Cardboard boat race goes swimmingly


Bradley Wilson

In the McCoy Engineering ASME boat, Andrea Giron, mechanical engineering senior, and Carlo Santos, mechanical engineering junior, at the cardboard boat race in Sikes Lake Oct. 24, 2014. Photo by Bradley Wilson

This year’s homecoming cardboard boat race had nearly 25 student organizations and attracted over 200 students, family members, and MSU alumni to Sikes Lake, Oct. 26 at 6 p.m.

First place went to the team paddling for Kappa Alpha and Chi Omega, the Engineers for a Sustainable World came in second and last but not least the Caribbean Students Organization came in third place to finish up the competition.

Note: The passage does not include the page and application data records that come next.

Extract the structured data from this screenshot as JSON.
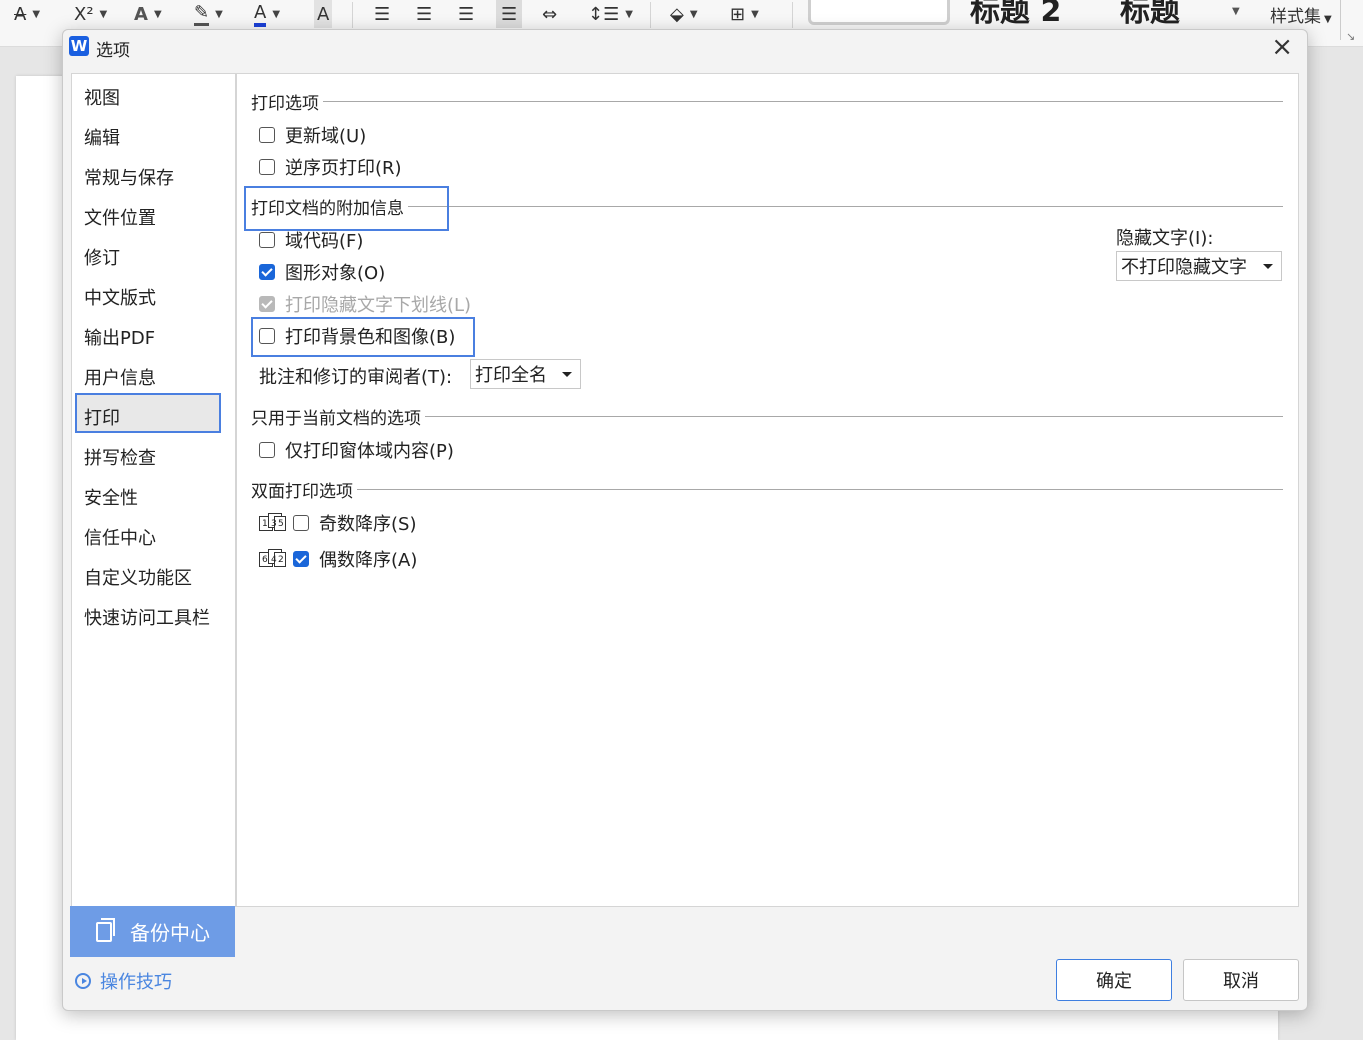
{
  "ribbon": {
    "superscript_label": "X²",
    "style_set_label": "样式集",
    "heading_fragments": [
      "标题 2",
      "标题"
    ]
  },
  "dialog": {
    "logo": "W",
    "title": "选项",
    "close": "×"
  },
  "nav": {
    "items": [
      "视图",
      "编辑",
      "常规与保存",
      "文件位置",
      "修订",
      "中文版式",
      "输出PDF",
      "用户信息",
      "打印",
      "拼写检查",
      "安全性",
      "信任中心",
      "自定义功能区",
      "快速访问工具栏"
    ],
    "selected": "打印",
    "backup_label": "备份中心",
    "tips_label": "操作技巧"
  },
  "print_options": {
    "title": "打印选项",
    "update_fields": {
      "label": "更新域(U)",
      "checked": false
    },
    "reverse_order": {
      "label": "逆序页打印(R)",
      "checked": false
    }
  },
  "extra_info": {
    "title": "打印文档的附加信息",
    "field_codes": {
      "label": "域代码(F)",
      "checked": false
    },
    "drawing_objects": {
      "label": "图形对象(O)",
      "checked": true
    },
    "hidden_underline": {
      "label": "打印隐藏文字下划线(L)",
      "checked": true,
      "disabled": true
    },
    "background": {
      "label": "打印背景色和图像(B)",
      "checked": false
    },
    "reviewer_label": "批注和修订的审阅者(T):",
    "reviewer_value": "打印全名",
    "hidden_text_label": "隐藏文字(I):",
    "hidden_text_value": "不打印隐藏文字"
  },
  "current_doc": {
    "title": "只用于当前文档的选项",
    "form_only": {
      "label": "仅打印窗体域内容(P)",
      "checked": false
    }
  },
  "duplex": {
    "title": "双面打印选项",
    "odd_desc": {
      "label": "奇数降序(S)",
      "checked": false,
      "icon_digits": [
        "1",
        "3",
        "5"
      ]
    },
    "even_desc": {
      "label": "偶数降序(A)",
      "checked": true,
      "icon_digits": [
        "6",
        "4",
        "2"
      ]
    }
  },
  "buttons": {
    "ok": "确定",
    "cancel": "取消"
  },
  "colors": {
    "accent": "#1a66d9",
    "highlight": "#4a7fe0",
    "backup_bg": "#6e9ce6"
  }
}
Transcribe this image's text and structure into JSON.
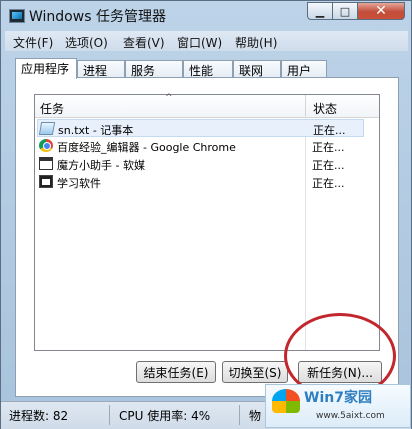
{
  "window": {
    "title": "Windows 任务管理器",
    "minimize_icon": "minimize-icon",
    "maximize_icon": "maximize-icon",
    "close_icon": "close-icon",
    "min_glyph": "▁",
    "max_glyph": "□",
    "close_glyph": "✕"
  },
  "menu": {
    "items": [
      "文件(F)",
      "选项(O)",
      "查看(V)",
      "窗口(W)",
      "帮助(H)"
    ]
  },
  "tabs": [
    "应用程序",
    "进程",
    "服务",
    "性能",
    "联网",
    "用户"
  ],
  "active_tab": "应用程序",
  "table": {
    "columns": [
      "任务",
      "状态"
    ],
    "sort_glyph": "^",
    "rows": [
      {
        "icon": "notepad-icon",
        "name": "sn.txt - 记事本",
        "status": "正在..."
      },
      {
        "icon": "chrome-icon",
        "name": "百度经验_编辑器 - Google Chrome",
        "status": "正在..."
      },
      {
        "icon": "window-icon",
        "name": "魔方小助手 - 软媒",
        "status": "正在..."
      },
      {
        "icon": "app-icon",
        "name": "学习软件",
        "status": "正在..."
      }
    ]
  },
  "buttons": {
    "end_task": "结束任务(E)",
    "switch_to": "切换至(S)",
    "new_task": "新任务(N)..."
  },
  "statusbar": {
    "processes": "进程数: 82",
    "cpu": "CPU 使用率: 4%",
    "memory": "物"
  },
  "watermark": {
    "title": "Win7家园",
    "url": "www.5aixt.com"
  },
  "colors": {
    "accent": "#3c7fb1",
    "close_red": "#c24d3a",
    "annotation_circle": "#c2272d"
  }
}
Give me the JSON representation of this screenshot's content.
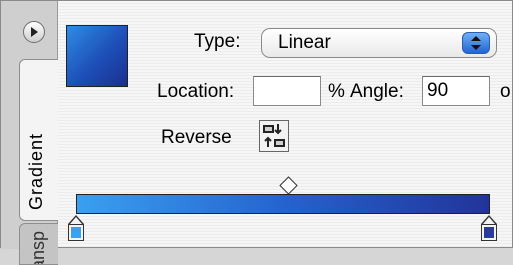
{
  "panel": {
    "tabs": [
      {
        "label": "Gradient",
        "active": true
      },
      {
        "label": "ransp",
        "active": false
      }
    ],
    "menu_icon": "circle-right-arrow-icon"
  },
  "swatch": {
    "color_start": "#2f8ce3",
    "color_end": "#1b2f8e"
  },
  "type": {
    "label": "Type:",
    "value": "Linear",
    "options_visible": [
      "Linear"
    ]
  },
  "location": {
    "label": "Location:",
    "value": "",
    "unit": "%"
  },
  "angle": {
    "label": "Angle:",
    "value": "90",
    "unit": "o"
  },
  "reverse": {
    "label": "Reverse",
    "icon": "reverse-gradient-icon"
  },
  "gradient_bar": {
    "start_color": "#3aa0f0",
    "end_color": "#22349a",
    "stops": [
      {
        "color": "#3aa0f0",
        "location_percent": 0
      },
      {
        "color": "#2a3b9c",
        "location_percent": 100
      }
    ],
    "midpoint_percent": 50
  }
}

“There were way more boats this year for sure. Everyone was more surprised that so many of the students did make it to the end,” Ruby Arriaga, coordinator of student activities and university programing board adviser, said. “I think the students learned from the previous years and they decided to mix it up a little bit; whether it was building a bigger boat, or a more stable boat or depending on how they used the materials that they had.”

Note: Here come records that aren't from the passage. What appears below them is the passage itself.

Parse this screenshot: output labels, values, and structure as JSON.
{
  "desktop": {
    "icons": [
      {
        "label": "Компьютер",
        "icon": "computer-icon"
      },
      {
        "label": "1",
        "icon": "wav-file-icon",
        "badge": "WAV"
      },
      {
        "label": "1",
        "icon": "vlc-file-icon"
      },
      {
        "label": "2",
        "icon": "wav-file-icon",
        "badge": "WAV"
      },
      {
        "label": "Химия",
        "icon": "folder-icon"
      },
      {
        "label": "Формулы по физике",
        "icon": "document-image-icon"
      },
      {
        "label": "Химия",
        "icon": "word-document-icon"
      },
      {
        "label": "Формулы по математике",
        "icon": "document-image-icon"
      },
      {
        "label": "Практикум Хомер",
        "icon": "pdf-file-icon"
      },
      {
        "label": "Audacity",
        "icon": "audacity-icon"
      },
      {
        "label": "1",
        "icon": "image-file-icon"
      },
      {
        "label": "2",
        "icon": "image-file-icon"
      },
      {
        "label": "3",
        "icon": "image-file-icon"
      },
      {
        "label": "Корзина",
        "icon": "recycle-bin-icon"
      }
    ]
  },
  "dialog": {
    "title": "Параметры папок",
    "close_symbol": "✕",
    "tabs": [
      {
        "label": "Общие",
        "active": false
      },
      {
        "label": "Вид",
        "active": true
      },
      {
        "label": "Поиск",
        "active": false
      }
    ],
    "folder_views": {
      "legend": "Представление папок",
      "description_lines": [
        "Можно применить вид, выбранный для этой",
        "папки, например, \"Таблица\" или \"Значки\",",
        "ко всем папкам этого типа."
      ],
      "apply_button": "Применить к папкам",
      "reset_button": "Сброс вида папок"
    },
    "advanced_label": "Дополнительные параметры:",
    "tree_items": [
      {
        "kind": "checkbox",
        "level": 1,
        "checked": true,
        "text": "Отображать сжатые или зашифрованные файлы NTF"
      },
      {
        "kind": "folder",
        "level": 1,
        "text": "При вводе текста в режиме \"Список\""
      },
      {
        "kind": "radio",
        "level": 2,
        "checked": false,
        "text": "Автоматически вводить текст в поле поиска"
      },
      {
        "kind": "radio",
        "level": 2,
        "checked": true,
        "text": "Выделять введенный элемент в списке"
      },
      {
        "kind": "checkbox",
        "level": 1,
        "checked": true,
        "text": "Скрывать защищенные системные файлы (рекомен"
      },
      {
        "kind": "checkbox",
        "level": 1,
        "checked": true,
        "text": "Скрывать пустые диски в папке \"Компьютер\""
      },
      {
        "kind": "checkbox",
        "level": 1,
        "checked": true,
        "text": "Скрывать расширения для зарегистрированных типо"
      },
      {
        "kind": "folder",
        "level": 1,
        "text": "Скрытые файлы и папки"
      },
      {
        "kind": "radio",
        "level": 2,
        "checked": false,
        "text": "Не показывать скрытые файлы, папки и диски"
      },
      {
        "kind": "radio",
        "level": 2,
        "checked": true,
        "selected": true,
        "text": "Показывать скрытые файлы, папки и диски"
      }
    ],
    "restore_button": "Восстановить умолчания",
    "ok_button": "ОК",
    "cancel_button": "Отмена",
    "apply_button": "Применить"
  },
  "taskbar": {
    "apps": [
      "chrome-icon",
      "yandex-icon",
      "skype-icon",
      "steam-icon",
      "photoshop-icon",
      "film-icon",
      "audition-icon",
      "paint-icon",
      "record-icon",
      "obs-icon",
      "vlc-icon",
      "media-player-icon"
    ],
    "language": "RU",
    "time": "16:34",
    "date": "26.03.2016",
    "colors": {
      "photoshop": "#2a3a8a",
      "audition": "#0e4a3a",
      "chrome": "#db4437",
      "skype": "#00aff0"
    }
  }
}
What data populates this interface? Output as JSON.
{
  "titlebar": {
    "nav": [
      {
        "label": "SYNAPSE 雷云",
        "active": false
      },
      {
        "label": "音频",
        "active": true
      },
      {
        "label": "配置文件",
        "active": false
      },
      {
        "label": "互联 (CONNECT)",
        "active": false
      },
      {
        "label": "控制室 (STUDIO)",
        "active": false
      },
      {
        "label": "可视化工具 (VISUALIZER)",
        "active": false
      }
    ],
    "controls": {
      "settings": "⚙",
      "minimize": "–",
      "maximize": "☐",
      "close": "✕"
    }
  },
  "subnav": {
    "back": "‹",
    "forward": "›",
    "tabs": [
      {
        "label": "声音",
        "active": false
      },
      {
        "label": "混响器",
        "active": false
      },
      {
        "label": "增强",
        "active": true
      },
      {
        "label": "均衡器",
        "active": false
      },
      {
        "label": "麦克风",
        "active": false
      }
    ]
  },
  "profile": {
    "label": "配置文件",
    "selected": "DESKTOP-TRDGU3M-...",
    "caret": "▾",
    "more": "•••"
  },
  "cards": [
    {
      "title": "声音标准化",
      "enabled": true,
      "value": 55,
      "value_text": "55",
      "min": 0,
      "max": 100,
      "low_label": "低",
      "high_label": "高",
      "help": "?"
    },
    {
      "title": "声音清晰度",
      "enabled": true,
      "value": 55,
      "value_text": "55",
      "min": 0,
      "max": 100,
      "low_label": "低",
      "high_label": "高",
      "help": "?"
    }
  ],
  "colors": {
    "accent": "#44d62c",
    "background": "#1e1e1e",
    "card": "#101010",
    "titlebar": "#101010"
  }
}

Jedesh Chandrasegaran, mechanical engineering senior, and his boating partner Jacob Hawkins, mechanical engineering junior, are from the environmental student organization team and said they had to approach the competition differently this time around.

“Last time, we were sinking and [were] the last ones and this time we came in second,” Chandrasegaran said. “We spent a lot of time together and we had good team coordination. I need to thank all the members and the whole committee because they helped us so much. We put at least 40 hours of work into this… this time we took about three weeks and we did a lot of calculations and estimates.”

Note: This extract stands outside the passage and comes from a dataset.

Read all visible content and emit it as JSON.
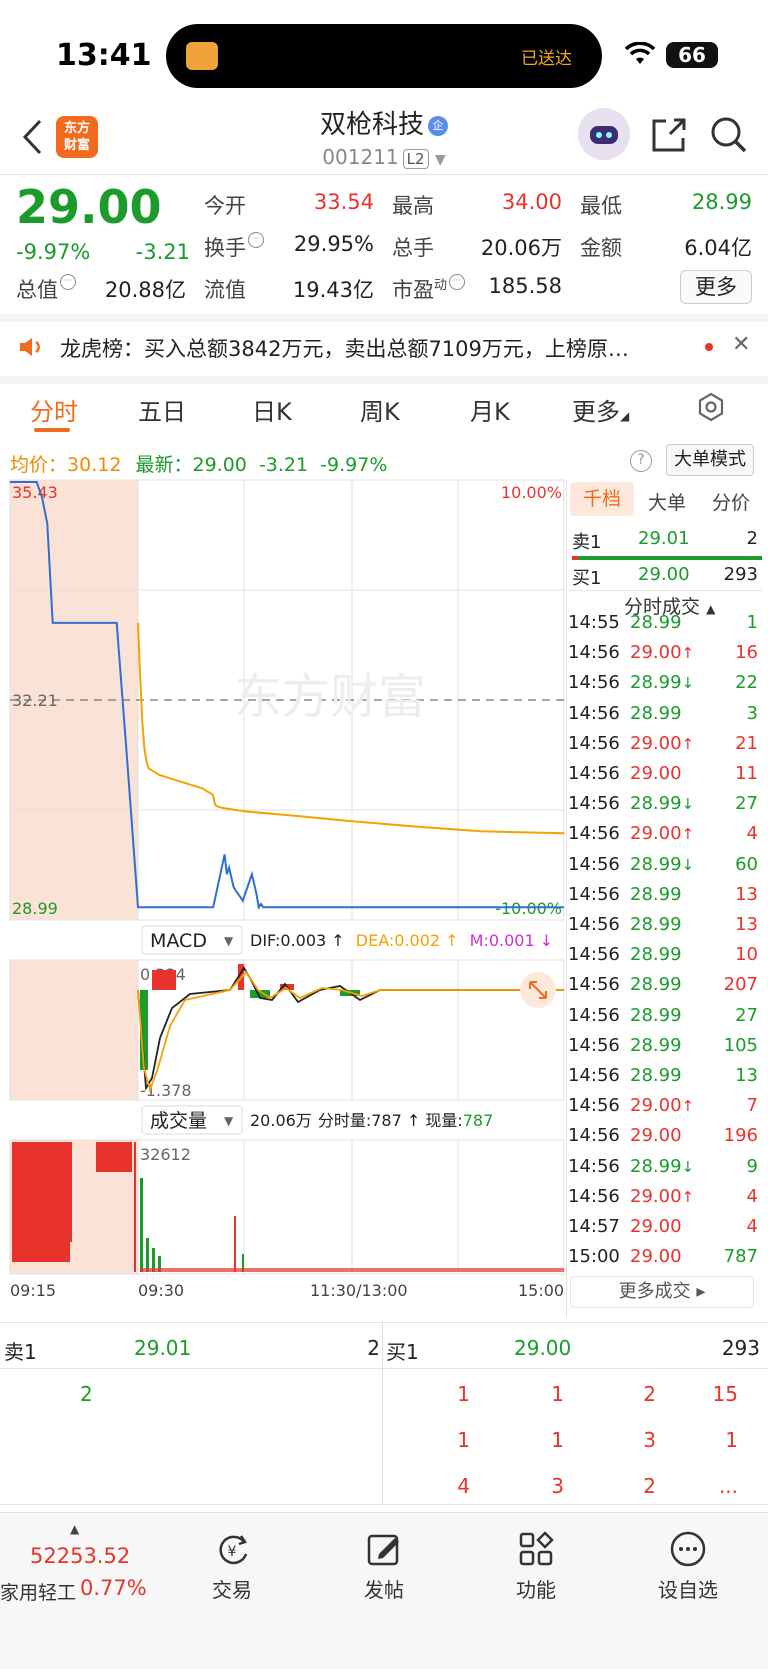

Sarah Krahl, education senior, and Leslie Landa, pre-med sophomore, said they managed to complete the course even took note of where they could have to improve for next year’s competition.

The creator of their boat, Ismael Miranda engineering junior, said, “It took me at least five hours, a hundred dollars worth of [duct] tape, a lot of folding, creasing, and stressing out, but I built it in two nights. It is a pretty simple design and I thought it would be fun. I honestly wish I didn’t procrastinate and I had more time because I could’ve made a better design.”

According to Arriaga, the boat race and the parade are one of the bigger competitive homecoming activities with higher earning points in the competition between student organizations. This was one of the reasons the event was such a huge success.

“It is a tradition here on campus,” Arriaga said. “It’s one of the things getting the student organizations together and partnering up trying to win the homecoming competition. It went really well and this year was great because we actually had a lot of water [since] it rained before hand. We look forward to next year.”